▸ Task to carry out
Pictures aside, repeat all the entries below exactly as they appear.

▸ Data shown

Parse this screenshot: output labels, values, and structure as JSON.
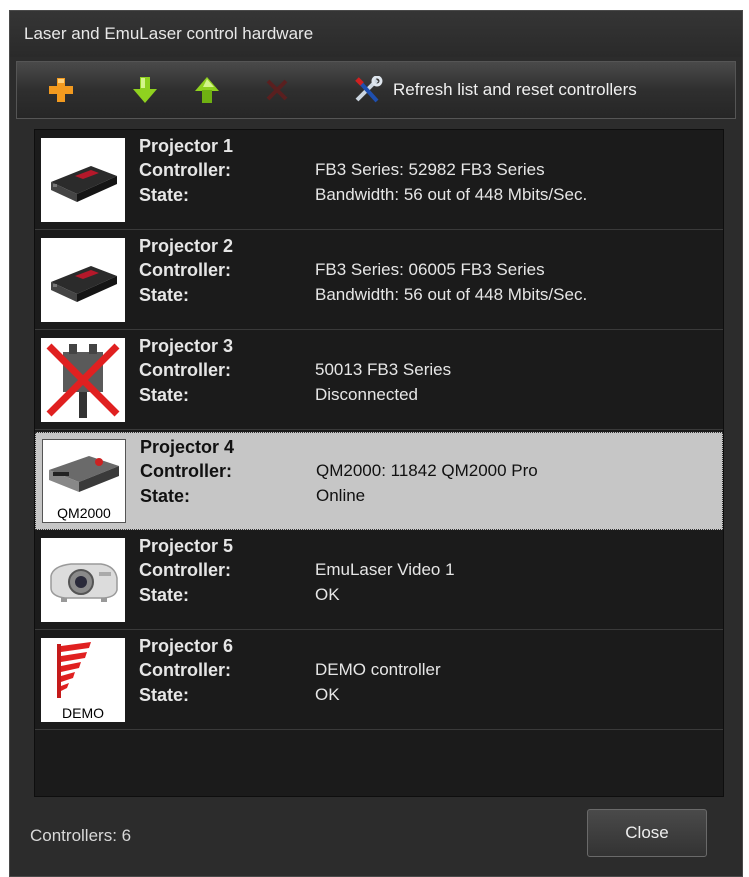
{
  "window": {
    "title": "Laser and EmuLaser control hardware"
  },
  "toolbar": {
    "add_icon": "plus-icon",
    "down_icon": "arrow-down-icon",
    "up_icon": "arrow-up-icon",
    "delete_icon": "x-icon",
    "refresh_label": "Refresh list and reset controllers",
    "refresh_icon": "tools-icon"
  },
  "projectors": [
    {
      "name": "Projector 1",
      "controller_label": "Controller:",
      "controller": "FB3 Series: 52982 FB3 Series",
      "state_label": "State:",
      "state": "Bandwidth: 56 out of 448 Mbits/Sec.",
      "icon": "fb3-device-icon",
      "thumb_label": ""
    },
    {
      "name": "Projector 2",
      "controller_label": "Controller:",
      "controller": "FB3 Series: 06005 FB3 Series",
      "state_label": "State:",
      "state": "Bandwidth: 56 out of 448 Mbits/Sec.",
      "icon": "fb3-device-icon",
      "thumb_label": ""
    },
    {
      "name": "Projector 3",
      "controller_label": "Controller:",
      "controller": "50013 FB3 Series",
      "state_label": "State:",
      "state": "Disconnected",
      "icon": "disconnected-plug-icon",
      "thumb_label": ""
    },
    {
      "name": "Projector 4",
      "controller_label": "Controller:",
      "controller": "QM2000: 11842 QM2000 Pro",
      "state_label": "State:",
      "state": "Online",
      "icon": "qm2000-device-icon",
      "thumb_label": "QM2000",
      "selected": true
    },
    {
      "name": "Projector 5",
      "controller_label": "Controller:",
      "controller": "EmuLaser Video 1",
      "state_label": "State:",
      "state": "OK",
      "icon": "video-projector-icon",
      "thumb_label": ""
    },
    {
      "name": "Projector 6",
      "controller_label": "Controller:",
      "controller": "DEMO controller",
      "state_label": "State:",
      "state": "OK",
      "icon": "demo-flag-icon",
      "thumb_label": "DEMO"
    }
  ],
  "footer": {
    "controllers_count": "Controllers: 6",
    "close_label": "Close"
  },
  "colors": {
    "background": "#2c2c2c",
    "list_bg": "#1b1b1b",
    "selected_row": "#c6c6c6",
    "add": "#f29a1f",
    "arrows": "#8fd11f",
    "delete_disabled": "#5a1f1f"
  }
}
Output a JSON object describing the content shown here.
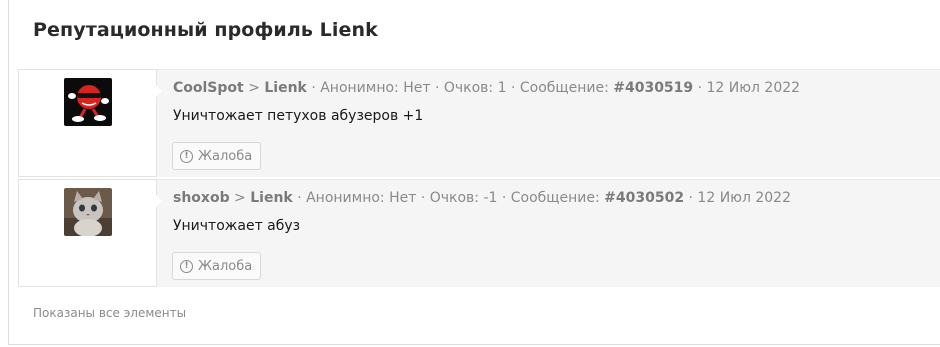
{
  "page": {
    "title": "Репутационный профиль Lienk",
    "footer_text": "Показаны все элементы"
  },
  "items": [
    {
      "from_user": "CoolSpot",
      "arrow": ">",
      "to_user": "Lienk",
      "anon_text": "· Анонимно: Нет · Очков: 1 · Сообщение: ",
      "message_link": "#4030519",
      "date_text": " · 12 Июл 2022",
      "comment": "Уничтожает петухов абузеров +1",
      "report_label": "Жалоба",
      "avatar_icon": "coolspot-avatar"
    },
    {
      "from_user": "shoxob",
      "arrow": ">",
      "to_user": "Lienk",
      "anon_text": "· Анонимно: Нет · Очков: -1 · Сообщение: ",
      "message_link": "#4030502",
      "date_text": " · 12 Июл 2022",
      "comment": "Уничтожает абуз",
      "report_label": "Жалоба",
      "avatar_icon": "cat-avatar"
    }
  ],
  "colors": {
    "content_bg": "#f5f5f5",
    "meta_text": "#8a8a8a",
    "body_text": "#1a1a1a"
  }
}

▸ Response area
Parse this screenshot: output labels, values, and structure as JSON.
{
  "window": {
    "title": "Laser and EmuLaser control hardware"
  },
  "toolbar": {
    "add_icon": "plus-icon",
    "down_icon": "arrow-down-icon",
    "up_icon": "arrow-up-icon",
    "delete_icon": "x-icon",
    "refresh_label": "Refresh list and reset controllers",
    "refresh_icon": "tools-icon"
  },
  "projectors": [
    {
      "name": "Projector 1",
      "controller_label": "Controller:",
      "controller": "FB3 Series: 52982 FB3 Series",
      "state_label": "State:",
      "state": "Bandwidth: 56 out of 448 Mbits/Sec.",
      "icon": "fb3-device-icon",
      "thumb_label": ""
    },
    {
      "name": "Projector 2",
      "controller_label": "Controller:",
      "controller": "FB3 Series: 06005 FB3 Series",
      "state_label": "State:",
      "state": "Bandwidth: 56 out of 448 Mbits/Sec.",
      "icon": "fb3-device-icon",
      "thumb_label": ""
    },
    {
      "name": "Projector 3",
      "controller_label": "Controller:",
      "controller": "50013 FB3 Series",
      "state_label": "State:",
      "state": "Disconnected",
      "icon": "disconnected-plug-icon",
      "thumb_label": ""
    },
    {
      "name": "Projector 4",
      "controller_label": "Controller:",
      "controller": "QM2000: 11842 QM2000 Pro",
      "state_label": "State:",
      "state": "Online",
      "icon": "qm2000-device-icon",
      "thumb_label": "QM2000",
      "selected": true
    },
    {
      "name": "Projector 5",
      "controller_label": "Controller:",
      "controller": "EmuLaser Video 1",
      "state_label": "State:",
      "state": "OK",
      "icon": "video-projector-icon",
      "thumb_label": ""
    },
    {
      "name": "Projector 6",
      "controller_label": "Controller:",
      "controller": "DEMO controller",
      "state_label": "State:",
      "state": "OK",
      "icon": "demo-flag-icon",
      "thumb_label": "DEMO"
    }
  ],
  "footer": {
    "controllers_count": "Controllers: 6",
    "close_label": "Close"
  },
  "colors": {
    "background": "#2c2c2c",
    "list_bg": "#1b1b1b",
    "selected_row": "#c6c6c6",
    "add": "#f29a1f",
    "arrows": "#8fd11f",
    "delete_disabled": "#5a1f1f"
  }
}
Output a JSON object describing the content shown here.
{
  "page": {
    "title": "Репутационный профиль Lienk",
    "footer_text": "Показаны все элементы"
  },
  "items": [
    {
      "from_user": "CoolSpot",
      "arrow": ">",
      "to_user": "Lienk",
      "anon_text": "· Анонимно: Нет · Очков: 1 · Сообщение: ",
      "message_link": "#4030519",
      "date_text": " · 12 Июл 2022",
      "comment": "Уничтожает петухов абузеров +1",
      "report_label": "Жалоба",
      "avatar_icon": "coolspot-avatar"
    },
    {
      "from_user": "shoxob",
      "arrow": ">",
      "to_user": "Lienk",
      "anon_text": "· Анонимно: Нет · Очков: -1 · Сообщение: ",
      "message_link": "#4030502",
      "date_text": " · 12 Июл 2022",
      "comment": "Уничтожает абуз",
      "report_label": "Жалоба",
      "avatar_icon": "cat-avatar"
    }
  ],
  "colors": {
    "content_bg": "#f5f5f5",
    "meta_text": "#8a8a8a",
    "body_text": "#1a1a1a"
  }
}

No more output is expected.